“Doing my research, I came across Charlotte Zolotow’s William’s Doll from 1972. She was a really prolific children’s writer. That book really kind of sparked in me a connection . . . It touches on the boy, William, having a doll in the framework of him wanting to be a father, so not really exploring gender norms. But the fact that it was published in 1972 was really like inspiring to me, and I really loved the story.” Thus began the drafting of Pepito with the illustrator, Armando Minjarez.
The finale of Pepito’s journey as depicted is definitely cheerful. Is real life ever so kind?
“Pepito has enough courage in himself despite what some of the other kids are thinking of him because he has the love of his abuela and his new friend,” Sánchez notes. “Clearly, Pepito has enough of a base to be able to handle any kind of prejudice that comes towards him after that. This is a testament to that self-discovery of the character within himself. But for some children, it will be much more difficult. They may not have the support Pepito does to be able to stand up and play with his doll or to be different from whatever is expected of him because he’s identified as a boy within his community.”

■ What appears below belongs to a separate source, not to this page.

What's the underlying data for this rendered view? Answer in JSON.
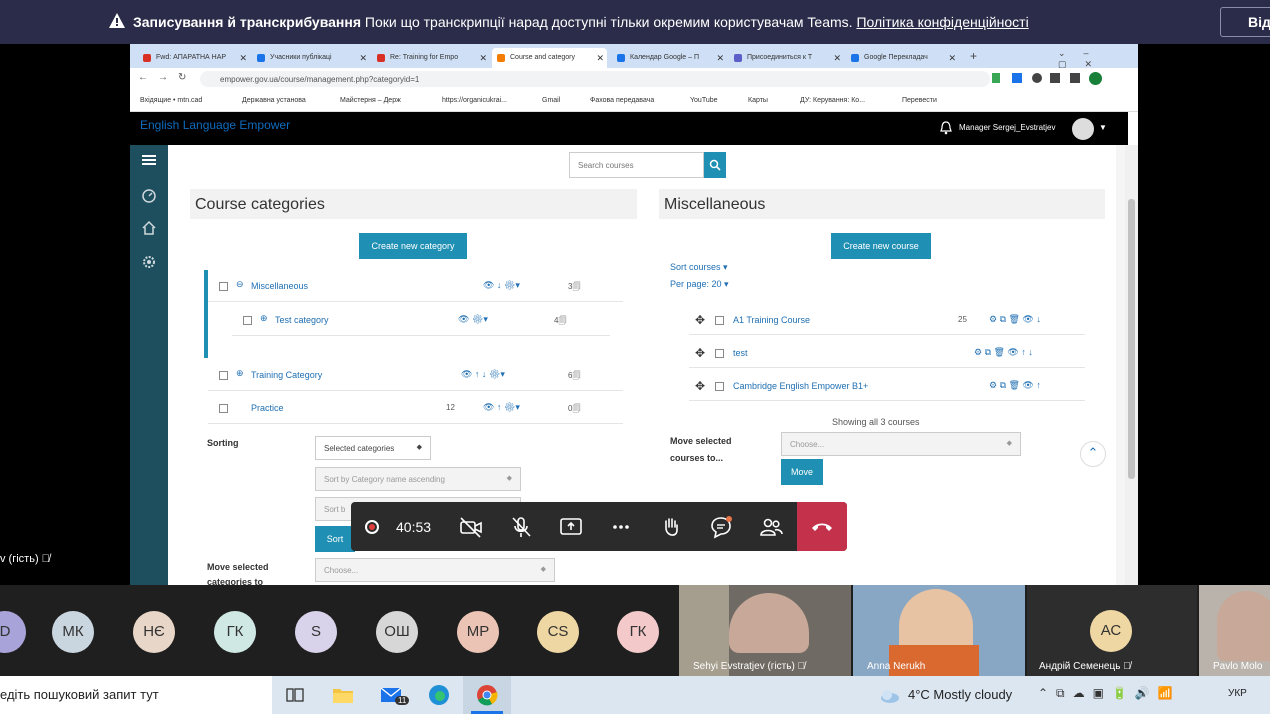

As for making the book bilingual, would Sánchez say that Pepito is needed even more in Spanish-speaking countries because of their engrained machismo attitudes, or is that just a faulty stereotype of the past?
“There’s been a lot of evolution in Latin America around the LGBTQ movement,” he explains. “Each country is different in terms of where they are at. My family is from Mexico, and I’ve grown up consistently visiting the country. In Mexico, there’s been a huge evolution in terms of the LGBTQ+ movement. There are places now that have marriage equality, for example like Mexico City. And in the other larger cities, there’s been a kind of comparable growth with places like the United States, Canada, and Europe.

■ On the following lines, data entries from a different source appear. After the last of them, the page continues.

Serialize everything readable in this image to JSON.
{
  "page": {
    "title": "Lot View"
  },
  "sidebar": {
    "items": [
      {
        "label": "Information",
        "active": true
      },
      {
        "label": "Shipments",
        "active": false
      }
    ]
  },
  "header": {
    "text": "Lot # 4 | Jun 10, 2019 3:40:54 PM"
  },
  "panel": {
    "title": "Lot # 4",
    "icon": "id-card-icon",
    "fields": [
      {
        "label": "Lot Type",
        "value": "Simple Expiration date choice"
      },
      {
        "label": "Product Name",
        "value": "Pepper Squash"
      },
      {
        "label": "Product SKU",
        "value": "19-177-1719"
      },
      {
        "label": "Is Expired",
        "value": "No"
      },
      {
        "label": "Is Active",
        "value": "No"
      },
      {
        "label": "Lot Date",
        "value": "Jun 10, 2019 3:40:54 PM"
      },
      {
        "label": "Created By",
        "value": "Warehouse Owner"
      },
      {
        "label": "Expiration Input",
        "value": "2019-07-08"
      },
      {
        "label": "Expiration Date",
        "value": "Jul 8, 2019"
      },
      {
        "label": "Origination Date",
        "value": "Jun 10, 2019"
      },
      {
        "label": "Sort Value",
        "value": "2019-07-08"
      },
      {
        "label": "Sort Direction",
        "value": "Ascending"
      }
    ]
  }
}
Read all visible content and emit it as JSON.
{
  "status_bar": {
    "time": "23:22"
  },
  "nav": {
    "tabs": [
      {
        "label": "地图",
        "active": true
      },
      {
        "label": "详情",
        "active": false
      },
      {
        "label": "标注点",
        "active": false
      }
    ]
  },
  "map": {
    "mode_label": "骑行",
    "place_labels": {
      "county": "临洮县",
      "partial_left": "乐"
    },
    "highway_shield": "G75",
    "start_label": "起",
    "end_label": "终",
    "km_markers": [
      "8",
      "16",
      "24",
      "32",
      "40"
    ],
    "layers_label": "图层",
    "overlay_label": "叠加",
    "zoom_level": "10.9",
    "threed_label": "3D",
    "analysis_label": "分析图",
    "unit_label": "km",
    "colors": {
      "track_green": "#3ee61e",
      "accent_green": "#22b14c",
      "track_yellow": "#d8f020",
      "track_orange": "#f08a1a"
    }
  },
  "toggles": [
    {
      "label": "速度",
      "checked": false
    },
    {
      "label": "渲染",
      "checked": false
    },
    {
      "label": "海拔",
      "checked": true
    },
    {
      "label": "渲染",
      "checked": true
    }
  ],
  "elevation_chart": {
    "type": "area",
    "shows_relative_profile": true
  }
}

“In the rural areas, it’s a different story for the most part. It’s still very heavily dominant Catholic in that very kind of traditional way. So I would say rural areas in Mexico can be pretty similar to rural areas here in the States where you still find very kind of closed communities that don’t necessarily embrace difference whether that’s sexual orientation or gender identity. Clearly, there’s definitely a lot of spaces in Latin America where it’s really challenging, and people who are different, especially gay people and transgender folks, do not have the avenues to be able to be themselves freely.”

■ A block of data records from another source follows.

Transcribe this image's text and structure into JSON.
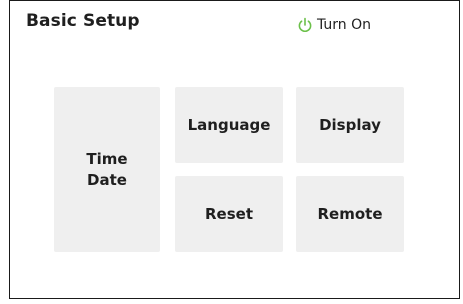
{
  "header": {
    "title": "Basic Setup",
    "power_label": "Turn On",
    "power_icon": "power-icon",
    "power_color": "#6cc04a"
  },
  "tiles": {
    "time_date": {
      "line1": "Time",
      "line2": "Date"
    },
    "language": "Language",
    "display": "Display",
    "reset": "Reset",
    "remote": "Remote"
  },
  "colors": {
    "tile_bg": "#efefef",
    "text": "#1f1f1f",
    "border": "#1a1a1a"
  }
}
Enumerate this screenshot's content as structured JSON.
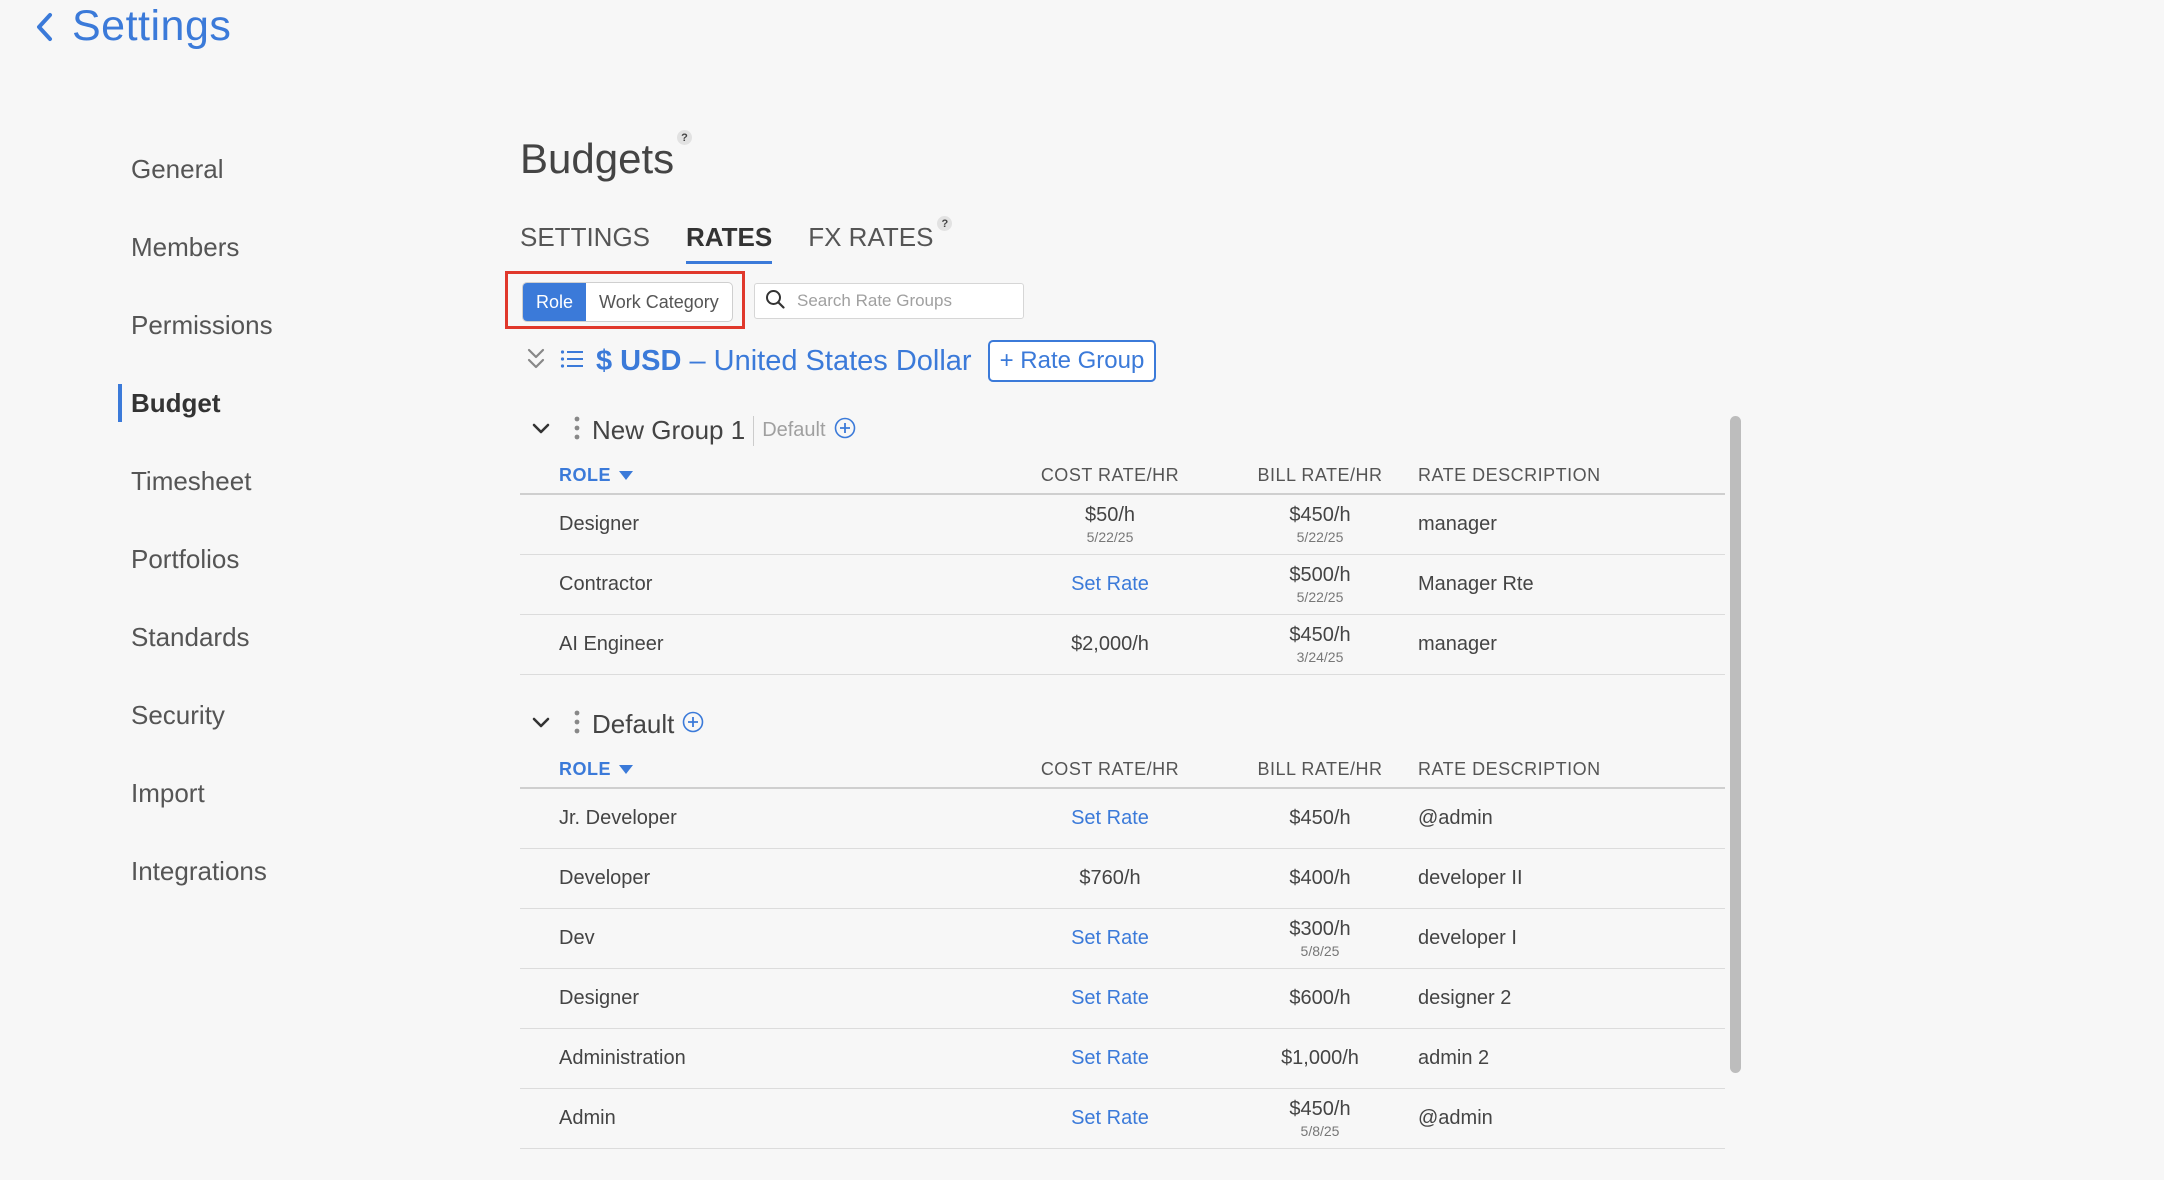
{
  "header": {
    "title": "Settings"
  },
  "sidebar": {
    "items": [
      {
        "label": "General"
      },
      {
        "label": "Members"
      },
      {
        "label": "Permissions"
      },
      {
        "label": "Budget"
      },
      {
        "label": "Timesheet"
      },
      {
        "label": "Portfolios"
      },
      {
        "label": "Standards"
      },
      {
        "label": "Security"
      },
      {
        "label": "Import"
      },
      {
        "label": "Integrations"
      }
    ],
    "active": "Budget"
  },
  "main": {
    "title": "Budgets",
    "help": "?",
    "tabs": [
      {
        "label": "SETTINGS"
      },
      {
        "label": "RATES"
      },
      {
        "label": "FX RATES"
      }
    ],
    "active_tab": "RATES",
    "toggle": {
      "role": "Role",
      "work_category": "Work Category",
      "selected": "Role"
    },
    "search": {
      "placeholder": "Search Rate Groups",
      "value": ""
    },
    "currency": {
      "symbol_code": "$ USD",
      "name": "– United States Dollar"
    },
    "add_rate_group": "+ Rate Group",
    "accent_color": "#3b7ad9",
    "highlight_color": "#e0382b"
  },
  "columns": {
    "role": "ROLE",
    "cost": "COST RATE/HR",
    "bill": "BILL RATE/HR",
    "desc": "RATE DESCRIPTION"
  },
  "groups": [
    {
      "name": "New Group 1",
      "default_label": "Default",
      "rows": [
        {
          "role": "Designer",
          "cost": "$50/h",
          "cost_date": "5/22/25",
          "bill": "$450/h",
          "bill_date": "5/22/25",
          "desc": "manager"
        },
        {
          "role": "Contractor",
          "cost": "Set Rate",
          "cost_date": "",
          "bill": "$500/h",
          "bill_date": "5/22/25",
          "desc": "Manager Rte"
        },
        {
          "role": "AI Engineer",
          "cost": "$2,000/h",
          "cost_date": "",
          "bill": "$450/h",
          "bill_date": "3/24/25",
          "desc": "manager"
        }
      ]
    },
    {
      "name": "Default",
      "default_label": "",
      "rows": [
        {
          "role": "Jr. Developer",
          "cost": "Set Rate",
          "cost_date": "",
          "bill": "$450/h",
          "bill_date": "",
          "desc": "@admin"
        },
        {
          "role": "Developer",
          "cost": "$760/h",
          "cost_date": "",
          "bill": "$400/h",
          "bill_date": "",
          "desc": "developer II"
        },
        {
          "role": "Dev",
          "cost": "Set Rate",
          "cost_date": "",
          "bill": "$300/h",
          "bill_date": "5/8/25",
          "desc": "developer I"
        },
        {
          "role": "Designer",
          "cost": "Set Rate",
          "cost_date": "",
          "bill": "$600/h",
          "bill_date": "",
          "desc": "designer 2"
        },
        {
          "role": "Administration",
          "cost": "Set Rate",
          "cost_date": "",
          "bill": "$1,000/h",
          "bill_date": "",
          "desc": "admin 2"
        },
        {
          "role": "Admin",
          "cost": "Set Rate",
          "cost_date": "",
          "bill": "$450/h",
          "bill_date": "5/8/25",
          "desc": "@admin"
        }
      ]
    }
  ]
}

Sánchez hopes his book can change that a little: “I feel like if I had been exposed to a story like Pepito’s when I was little, it would have helped me a quite a bit. As I said I also played with dolls, but it was only within the confines of my grandmother’s house and with her around because some of my family members did not agree with me playing with dolls. They would literally make them disappear. Then my grandmother would either find them and give them back to me or buy me new ones. But if there had been stories like this that I had been exposed to, I wouldn’t have felt as much fear of playing outside of that comfort zone. That’s important, and I think the support and the advocacy that I had had from my grandmother was essential in helping me, which is why the grandmother character in story is so great. She represents that kind of support system of unconditional love, that love without prejudice. That love that is essential in families, especially for children who express themselves in ways that aren’t necessarily the norm in their communities.”
[Jesús Canchola Sánchez, whose Mexican gay love story, Bittersweet Waters (2019), was a film festival favorite, is readying his next feature about a Hispanic man and his Black lover deciding whether or not to adopt a child. His 2014 documentary short on the LGBTQI+ community in Cuba, “Cuban Colors” (2014), is available online, and his short story, “The Pregnant Boy,” is anthologized in From Macho to Mariposa: New Gay Latino Fiction.]